Description of the task => Look for "icon" in each line of the records, and copy the lines that have it.

Dataset records =>
---

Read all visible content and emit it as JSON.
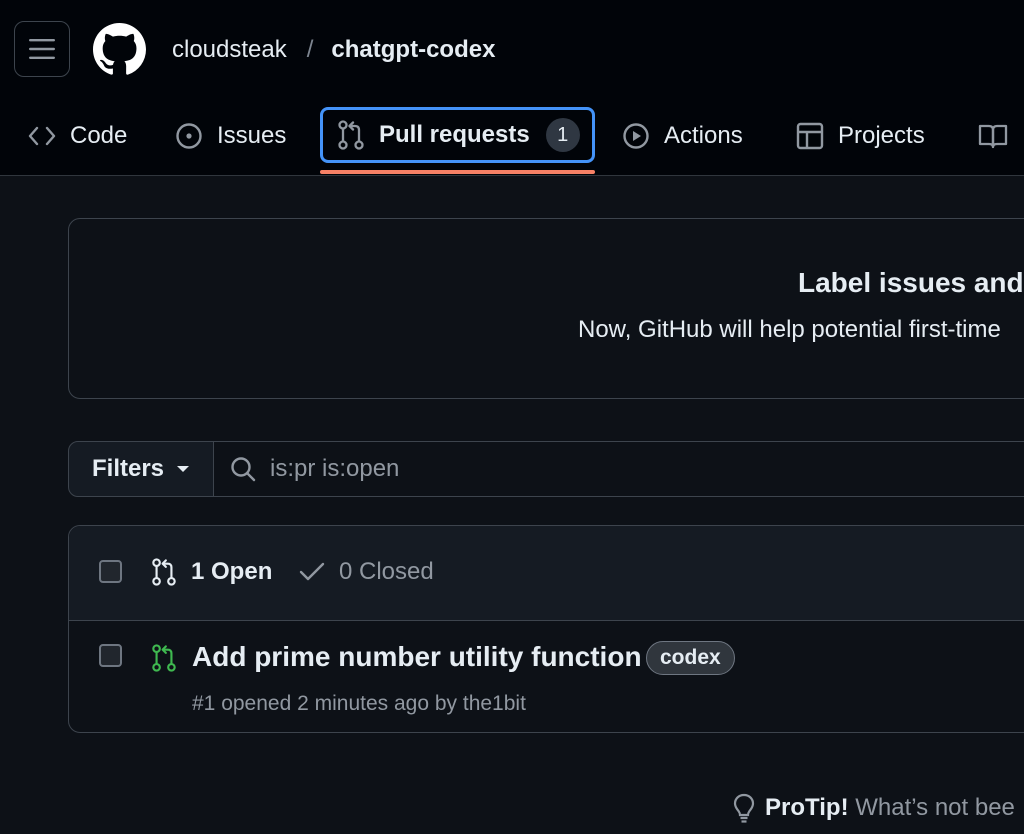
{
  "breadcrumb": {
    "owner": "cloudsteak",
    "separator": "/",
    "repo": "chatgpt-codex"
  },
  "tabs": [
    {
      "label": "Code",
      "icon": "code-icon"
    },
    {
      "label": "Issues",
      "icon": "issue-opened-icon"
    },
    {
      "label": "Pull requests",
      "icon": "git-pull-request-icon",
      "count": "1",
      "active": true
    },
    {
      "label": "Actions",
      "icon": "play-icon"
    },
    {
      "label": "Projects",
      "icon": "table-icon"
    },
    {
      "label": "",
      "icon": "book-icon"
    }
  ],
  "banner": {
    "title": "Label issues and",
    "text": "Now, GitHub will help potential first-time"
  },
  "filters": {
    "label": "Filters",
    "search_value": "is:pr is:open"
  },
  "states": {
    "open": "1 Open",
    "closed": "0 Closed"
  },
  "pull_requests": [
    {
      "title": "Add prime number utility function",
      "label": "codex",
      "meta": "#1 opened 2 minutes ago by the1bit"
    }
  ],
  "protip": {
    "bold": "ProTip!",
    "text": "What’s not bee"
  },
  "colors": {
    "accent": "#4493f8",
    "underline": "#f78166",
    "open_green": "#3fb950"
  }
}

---

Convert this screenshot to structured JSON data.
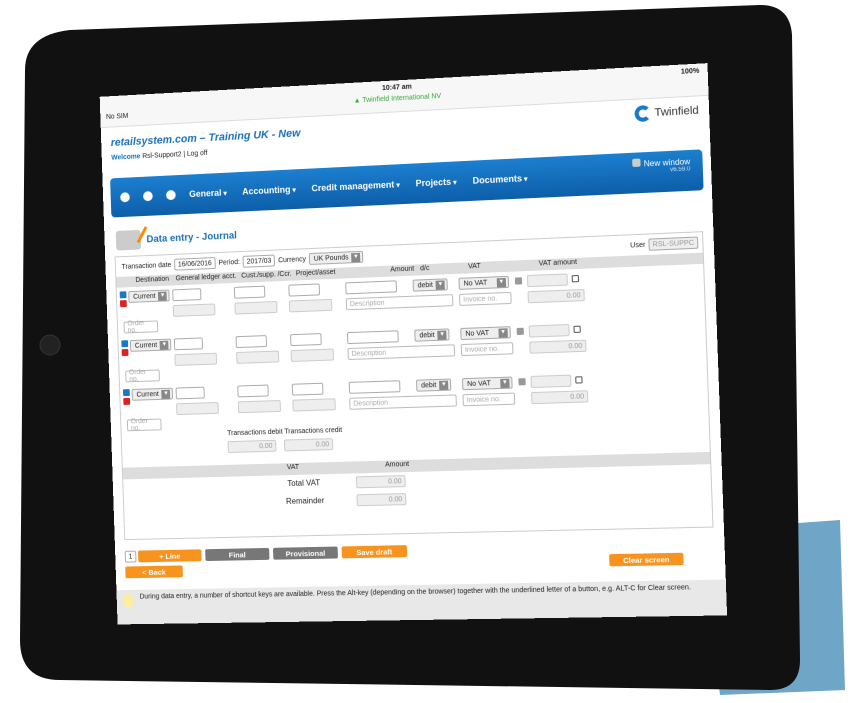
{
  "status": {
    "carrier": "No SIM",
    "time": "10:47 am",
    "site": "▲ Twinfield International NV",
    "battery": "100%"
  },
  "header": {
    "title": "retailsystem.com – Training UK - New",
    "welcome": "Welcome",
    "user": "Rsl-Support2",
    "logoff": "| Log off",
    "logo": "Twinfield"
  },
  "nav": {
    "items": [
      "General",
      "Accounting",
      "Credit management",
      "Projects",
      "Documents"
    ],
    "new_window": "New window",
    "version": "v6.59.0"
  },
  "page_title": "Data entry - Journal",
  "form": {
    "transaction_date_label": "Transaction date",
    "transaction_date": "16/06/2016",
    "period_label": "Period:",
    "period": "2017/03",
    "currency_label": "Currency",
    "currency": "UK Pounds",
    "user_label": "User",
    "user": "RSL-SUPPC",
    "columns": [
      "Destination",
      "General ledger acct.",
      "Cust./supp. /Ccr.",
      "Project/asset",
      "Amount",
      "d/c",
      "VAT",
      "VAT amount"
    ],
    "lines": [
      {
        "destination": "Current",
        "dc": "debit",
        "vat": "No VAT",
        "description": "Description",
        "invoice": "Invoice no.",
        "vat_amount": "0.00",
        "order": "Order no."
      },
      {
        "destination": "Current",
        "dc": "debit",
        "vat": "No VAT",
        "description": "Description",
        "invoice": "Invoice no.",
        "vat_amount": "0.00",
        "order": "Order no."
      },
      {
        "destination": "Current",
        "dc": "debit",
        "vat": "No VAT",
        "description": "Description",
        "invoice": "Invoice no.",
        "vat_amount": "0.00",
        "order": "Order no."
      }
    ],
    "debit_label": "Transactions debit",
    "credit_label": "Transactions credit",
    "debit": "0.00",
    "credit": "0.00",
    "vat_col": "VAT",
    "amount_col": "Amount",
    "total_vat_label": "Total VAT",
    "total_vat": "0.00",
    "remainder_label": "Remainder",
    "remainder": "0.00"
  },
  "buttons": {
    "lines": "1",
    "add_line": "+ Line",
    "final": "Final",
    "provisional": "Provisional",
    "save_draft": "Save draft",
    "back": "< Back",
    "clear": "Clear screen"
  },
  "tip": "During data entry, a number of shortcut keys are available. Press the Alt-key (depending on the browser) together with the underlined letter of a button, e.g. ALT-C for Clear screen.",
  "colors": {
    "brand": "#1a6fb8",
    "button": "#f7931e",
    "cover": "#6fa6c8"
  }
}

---

Finished task =>
      "icon": "code-icon"
      "icon": "issue-opened-icon"
      "icon": "git-pull-request-icon",
      "icon": "play-icon"
      "icon": "table-icon"
      "icon": "book-icon"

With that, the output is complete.